### Work item:
Report back every line of the entries that contains "value", exactly as written.

(Data about app and page elements)

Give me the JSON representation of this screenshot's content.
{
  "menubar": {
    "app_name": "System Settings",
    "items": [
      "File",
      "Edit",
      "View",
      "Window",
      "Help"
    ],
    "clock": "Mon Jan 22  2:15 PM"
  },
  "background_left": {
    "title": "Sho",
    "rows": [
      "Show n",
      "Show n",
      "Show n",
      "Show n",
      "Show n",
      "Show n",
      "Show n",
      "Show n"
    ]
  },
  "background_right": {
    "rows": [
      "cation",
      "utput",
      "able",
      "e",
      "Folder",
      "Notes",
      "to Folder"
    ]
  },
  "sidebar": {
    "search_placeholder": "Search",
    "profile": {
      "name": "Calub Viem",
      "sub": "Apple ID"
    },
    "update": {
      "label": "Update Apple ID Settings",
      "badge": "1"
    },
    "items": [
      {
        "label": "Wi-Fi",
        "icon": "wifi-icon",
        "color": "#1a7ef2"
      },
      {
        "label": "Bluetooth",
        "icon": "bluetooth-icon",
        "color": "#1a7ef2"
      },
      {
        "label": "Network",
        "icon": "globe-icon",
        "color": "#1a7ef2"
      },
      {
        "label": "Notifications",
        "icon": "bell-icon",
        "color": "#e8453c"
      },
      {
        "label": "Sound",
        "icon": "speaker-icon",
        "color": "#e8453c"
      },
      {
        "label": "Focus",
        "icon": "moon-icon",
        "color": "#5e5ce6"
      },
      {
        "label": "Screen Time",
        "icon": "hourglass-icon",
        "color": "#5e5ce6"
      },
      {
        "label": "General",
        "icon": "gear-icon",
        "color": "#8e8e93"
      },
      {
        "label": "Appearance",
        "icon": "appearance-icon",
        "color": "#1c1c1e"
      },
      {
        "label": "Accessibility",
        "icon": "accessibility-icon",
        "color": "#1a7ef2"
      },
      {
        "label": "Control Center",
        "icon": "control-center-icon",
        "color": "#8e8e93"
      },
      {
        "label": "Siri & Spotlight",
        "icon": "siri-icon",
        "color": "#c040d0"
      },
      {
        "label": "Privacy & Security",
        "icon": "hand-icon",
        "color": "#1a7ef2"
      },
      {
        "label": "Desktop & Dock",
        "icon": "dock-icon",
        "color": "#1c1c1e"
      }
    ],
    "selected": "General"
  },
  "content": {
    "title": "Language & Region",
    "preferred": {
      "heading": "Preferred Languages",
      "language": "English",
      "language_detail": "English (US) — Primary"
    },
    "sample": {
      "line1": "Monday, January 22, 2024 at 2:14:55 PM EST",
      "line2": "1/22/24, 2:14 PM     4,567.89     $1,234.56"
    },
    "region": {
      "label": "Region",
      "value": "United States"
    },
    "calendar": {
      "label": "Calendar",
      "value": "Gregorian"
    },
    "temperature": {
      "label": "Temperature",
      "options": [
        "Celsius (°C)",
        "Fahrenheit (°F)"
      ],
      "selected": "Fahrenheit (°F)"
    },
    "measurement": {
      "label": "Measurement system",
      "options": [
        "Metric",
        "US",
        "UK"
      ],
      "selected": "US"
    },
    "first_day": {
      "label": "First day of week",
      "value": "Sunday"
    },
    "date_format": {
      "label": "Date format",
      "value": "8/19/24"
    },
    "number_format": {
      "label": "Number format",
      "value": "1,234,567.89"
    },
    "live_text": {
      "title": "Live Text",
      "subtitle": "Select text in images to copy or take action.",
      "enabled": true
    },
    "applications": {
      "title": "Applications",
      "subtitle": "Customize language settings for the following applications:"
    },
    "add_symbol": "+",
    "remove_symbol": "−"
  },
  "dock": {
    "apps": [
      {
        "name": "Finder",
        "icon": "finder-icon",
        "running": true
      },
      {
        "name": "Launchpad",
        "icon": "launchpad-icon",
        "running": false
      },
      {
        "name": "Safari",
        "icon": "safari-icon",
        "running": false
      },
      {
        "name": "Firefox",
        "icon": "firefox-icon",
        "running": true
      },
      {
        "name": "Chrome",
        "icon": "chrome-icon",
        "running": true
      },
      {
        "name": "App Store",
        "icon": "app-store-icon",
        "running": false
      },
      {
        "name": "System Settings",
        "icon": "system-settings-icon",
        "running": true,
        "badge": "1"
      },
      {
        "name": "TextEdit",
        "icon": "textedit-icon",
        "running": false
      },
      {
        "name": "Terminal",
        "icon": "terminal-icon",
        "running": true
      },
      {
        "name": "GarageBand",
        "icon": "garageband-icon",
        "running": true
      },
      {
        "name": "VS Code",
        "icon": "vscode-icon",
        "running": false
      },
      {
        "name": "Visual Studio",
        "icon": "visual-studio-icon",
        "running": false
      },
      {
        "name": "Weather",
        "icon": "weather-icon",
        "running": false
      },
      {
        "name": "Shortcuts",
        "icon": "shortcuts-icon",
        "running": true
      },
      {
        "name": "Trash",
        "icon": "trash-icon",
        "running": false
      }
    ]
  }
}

### Response:
      "value": "United States"
      "value": "Gregorian"
      "value": "Sunday"
      "value": "8/19/24"
      "value": "1,234,567.89"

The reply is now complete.